*** SUPPLIED RECORDS ***

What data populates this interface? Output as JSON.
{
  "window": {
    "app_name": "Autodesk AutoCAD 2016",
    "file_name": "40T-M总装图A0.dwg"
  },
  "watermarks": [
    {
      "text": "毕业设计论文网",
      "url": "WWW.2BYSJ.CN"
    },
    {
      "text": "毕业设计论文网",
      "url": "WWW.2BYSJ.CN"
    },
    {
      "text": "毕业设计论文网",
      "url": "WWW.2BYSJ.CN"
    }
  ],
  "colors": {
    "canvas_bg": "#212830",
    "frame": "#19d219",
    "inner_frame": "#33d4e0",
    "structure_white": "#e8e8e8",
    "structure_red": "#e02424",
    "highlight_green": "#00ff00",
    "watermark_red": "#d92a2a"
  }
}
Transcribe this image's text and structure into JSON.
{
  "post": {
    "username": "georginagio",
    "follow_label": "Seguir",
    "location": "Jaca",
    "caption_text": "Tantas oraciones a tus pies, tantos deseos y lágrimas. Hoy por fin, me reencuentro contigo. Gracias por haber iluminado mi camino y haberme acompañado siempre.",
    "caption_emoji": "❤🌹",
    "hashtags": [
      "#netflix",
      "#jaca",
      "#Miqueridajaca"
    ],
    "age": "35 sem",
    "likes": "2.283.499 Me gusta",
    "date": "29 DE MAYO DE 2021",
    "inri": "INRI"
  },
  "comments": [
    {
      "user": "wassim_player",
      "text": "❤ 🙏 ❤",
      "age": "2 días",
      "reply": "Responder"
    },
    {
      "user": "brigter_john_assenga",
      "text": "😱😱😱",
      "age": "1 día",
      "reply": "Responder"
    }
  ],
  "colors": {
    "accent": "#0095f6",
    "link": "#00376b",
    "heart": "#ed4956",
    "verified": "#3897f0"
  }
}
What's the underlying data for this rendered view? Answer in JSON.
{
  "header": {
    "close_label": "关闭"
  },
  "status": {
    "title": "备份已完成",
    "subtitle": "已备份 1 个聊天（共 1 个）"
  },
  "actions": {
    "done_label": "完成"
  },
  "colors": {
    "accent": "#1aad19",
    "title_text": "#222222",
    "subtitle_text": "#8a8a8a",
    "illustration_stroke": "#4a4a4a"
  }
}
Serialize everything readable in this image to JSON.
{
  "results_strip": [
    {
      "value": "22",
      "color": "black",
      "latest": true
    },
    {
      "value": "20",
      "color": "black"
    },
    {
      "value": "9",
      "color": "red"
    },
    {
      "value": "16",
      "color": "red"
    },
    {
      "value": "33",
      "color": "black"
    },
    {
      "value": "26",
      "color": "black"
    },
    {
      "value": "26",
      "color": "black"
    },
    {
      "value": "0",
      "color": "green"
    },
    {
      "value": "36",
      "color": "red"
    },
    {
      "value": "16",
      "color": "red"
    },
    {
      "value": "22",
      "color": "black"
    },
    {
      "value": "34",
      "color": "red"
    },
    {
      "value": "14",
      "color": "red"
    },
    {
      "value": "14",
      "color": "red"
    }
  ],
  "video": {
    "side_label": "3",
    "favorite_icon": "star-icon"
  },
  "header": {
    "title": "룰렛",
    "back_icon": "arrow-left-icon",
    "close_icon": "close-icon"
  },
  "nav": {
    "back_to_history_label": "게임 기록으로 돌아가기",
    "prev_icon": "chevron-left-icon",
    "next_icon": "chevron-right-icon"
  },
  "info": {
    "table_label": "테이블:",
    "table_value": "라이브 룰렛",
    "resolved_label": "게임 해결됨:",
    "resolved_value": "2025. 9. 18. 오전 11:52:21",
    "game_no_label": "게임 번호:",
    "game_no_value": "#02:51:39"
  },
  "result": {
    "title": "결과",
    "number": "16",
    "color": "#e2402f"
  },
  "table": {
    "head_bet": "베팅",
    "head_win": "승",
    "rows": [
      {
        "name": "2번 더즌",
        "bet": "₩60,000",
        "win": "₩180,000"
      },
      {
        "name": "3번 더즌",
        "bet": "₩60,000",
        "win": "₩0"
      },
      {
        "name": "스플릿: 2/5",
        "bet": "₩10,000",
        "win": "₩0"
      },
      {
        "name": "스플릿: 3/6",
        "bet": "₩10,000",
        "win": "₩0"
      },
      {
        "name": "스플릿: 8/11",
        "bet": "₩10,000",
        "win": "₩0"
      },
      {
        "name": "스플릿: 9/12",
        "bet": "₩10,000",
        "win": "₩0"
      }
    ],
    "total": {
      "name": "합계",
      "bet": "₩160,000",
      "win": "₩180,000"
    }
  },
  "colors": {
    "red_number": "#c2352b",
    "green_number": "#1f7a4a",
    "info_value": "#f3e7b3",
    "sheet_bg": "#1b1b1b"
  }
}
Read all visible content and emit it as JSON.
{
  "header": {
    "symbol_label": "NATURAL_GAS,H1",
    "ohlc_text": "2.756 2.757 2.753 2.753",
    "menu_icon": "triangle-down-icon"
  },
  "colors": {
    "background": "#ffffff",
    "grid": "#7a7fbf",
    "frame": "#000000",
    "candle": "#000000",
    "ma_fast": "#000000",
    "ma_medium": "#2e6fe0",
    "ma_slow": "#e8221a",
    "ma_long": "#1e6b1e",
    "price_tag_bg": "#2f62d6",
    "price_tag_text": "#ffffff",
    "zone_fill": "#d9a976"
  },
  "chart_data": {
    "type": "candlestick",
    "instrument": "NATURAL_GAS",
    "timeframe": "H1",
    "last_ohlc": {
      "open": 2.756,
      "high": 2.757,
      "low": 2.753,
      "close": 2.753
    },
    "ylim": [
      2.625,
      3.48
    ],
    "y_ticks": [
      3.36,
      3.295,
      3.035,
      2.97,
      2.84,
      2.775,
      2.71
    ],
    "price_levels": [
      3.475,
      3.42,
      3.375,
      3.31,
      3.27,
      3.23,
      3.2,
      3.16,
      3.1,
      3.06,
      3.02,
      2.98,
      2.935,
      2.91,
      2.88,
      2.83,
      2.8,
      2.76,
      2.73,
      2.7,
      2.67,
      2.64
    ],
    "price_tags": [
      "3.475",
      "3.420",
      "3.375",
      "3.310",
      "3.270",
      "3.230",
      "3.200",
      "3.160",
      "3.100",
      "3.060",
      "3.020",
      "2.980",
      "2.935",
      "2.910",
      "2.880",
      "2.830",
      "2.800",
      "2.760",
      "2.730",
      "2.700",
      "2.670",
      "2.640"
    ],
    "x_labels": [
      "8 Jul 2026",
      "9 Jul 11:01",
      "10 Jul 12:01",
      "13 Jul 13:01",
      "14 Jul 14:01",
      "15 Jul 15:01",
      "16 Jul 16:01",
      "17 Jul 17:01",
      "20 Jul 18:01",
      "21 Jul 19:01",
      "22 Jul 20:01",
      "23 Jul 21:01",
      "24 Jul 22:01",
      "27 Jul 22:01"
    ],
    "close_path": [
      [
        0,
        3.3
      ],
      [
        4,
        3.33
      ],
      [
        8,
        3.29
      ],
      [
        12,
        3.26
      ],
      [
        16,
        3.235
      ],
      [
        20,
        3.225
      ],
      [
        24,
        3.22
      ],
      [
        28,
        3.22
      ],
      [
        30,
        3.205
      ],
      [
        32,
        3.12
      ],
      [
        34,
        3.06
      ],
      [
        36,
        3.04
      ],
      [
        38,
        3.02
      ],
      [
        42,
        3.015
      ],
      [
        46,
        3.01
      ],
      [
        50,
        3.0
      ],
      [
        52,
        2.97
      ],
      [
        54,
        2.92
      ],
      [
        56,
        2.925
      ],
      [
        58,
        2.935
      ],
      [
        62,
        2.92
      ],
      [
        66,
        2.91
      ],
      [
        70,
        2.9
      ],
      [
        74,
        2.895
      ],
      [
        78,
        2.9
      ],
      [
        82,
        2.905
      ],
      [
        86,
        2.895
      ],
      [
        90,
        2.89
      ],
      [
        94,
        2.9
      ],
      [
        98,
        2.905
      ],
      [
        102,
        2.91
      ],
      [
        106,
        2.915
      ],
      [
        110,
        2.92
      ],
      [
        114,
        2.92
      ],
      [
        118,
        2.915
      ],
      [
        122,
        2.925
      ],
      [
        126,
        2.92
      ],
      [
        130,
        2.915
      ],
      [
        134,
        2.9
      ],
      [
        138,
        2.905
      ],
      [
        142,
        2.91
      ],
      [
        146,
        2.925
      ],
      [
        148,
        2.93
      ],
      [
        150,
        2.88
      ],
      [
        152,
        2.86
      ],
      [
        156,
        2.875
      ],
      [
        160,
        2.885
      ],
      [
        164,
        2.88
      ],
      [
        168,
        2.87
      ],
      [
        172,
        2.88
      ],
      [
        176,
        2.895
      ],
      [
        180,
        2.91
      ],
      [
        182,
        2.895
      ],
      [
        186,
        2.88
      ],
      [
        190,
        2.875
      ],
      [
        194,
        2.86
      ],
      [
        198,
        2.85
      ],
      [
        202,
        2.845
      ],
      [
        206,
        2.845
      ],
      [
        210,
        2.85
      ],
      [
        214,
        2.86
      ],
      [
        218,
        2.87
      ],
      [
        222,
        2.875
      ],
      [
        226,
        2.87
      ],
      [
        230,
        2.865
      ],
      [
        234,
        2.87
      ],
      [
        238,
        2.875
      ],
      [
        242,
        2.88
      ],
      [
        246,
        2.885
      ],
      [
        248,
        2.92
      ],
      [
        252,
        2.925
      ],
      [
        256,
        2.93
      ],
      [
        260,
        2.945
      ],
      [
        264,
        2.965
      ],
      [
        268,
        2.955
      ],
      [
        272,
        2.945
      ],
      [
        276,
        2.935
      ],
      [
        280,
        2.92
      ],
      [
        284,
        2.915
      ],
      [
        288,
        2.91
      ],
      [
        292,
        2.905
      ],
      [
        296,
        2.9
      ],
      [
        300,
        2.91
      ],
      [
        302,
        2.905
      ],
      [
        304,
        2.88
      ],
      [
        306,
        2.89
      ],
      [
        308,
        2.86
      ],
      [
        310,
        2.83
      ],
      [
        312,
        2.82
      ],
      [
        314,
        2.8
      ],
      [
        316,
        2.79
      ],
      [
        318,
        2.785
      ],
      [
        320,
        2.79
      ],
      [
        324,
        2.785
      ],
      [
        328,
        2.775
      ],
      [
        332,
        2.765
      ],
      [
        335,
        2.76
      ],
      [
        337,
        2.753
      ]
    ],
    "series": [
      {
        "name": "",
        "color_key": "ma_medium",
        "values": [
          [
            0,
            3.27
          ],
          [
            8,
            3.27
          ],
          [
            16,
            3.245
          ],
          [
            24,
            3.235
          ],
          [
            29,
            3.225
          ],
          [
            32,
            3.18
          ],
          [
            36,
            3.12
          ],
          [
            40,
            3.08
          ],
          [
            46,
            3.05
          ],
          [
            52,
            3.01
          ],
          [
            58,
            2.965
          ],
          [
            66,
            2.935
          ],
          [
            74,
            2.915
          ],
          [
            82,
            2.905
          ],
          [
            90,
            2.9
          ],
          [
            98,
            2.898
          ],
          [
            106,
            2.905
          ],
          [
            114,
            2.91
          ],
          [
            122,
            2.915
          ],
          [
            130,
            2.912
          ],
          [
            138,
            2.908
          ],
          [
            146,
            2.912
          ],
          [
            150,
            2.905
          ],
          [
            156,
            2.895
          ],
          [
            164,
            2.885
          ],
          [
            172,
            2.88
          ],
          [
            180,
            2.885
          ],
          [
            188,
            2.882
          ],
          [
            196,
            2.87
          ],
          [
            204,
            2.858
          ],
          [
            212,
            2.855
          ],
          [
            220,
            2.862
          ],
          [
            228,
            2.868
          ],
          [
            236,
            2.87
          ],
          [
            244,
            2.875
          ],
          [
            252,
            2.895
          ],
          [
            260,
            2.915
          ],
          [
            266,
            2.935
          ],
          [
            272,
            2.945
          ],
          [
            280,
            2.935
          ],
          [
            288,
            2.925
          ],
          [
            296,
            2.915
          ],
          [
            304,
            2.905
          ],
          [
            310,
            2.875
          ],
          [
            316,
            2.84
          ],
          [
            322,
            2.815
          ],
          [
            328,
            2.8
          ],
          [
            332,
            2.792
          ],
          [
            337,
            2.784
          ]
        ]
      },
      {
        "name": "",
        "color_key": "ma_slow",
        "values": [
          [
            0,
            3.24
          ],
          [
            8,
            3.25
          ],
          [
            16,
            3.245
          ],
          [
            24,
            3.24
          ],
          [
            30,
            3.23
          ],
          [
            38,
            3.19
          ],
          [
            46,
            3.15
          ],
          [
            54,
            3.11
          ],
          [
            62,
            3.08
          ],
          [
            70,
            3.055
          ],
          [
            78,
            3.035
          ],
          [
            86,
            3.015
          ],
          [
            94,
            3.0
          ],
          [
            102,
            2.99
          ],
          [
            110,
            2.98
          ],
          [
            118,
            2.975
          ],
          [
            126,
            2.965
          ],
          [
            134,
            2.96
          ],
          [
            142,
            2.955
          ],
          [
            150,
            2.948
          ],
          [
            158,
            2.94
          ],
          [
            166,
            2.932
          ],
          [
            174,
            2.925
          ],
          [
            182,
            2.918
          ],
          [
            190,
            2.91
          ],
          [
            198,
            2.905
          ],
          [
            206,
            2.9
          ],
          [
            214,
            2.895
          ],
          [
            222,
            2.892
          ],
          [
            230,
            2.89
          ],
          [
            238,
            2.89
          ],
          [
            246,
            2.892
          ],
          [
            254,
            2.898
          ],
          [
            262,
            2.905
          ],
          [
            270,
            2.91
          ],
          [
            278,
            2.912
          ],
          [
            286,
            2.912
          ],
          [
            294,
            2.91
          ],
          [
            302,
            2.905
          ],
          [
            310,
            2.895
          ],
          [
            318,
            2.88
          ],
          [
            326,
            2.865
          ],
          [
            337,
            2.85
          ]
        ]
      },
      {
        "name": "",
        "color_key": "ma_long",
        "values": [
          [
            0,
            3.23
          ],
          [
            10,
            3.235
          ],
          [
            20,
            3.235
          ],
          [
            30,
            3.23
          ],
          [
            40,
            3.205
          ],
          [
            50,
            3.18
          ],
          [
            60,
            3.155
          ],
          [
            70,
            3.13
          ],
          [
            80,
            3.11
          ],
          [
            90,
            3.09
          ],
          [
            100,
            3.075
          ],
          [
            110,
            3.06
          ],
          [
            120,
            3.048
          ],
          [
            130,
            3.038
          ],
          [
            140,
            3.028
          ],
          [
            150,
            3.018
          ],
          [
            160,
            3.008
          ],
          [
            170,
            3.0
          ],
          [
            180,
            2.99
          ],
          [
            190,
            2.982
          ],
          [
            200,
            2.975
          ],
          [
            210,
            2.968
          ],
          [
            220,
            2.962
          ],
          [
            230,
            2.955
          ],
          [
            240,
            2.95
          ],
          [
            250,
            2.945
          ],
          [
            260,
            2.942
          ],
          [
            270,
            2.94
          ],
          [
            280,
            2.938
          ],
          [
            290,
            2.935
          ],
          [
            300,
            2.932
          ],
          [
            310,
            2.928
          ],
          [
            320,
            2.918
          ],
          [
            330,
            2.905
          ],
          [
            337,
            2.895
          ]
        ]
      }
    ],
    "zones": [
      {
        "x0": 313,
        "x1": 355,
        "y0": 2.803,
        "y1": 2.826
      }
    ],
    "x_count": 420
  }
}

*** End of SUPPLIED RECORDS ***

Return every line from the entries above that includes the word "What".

SOLUTION TO THIS TASK:
What data populates this interface? Output as JSON.
What's the underlying data for this rendered view? Answer in JSON.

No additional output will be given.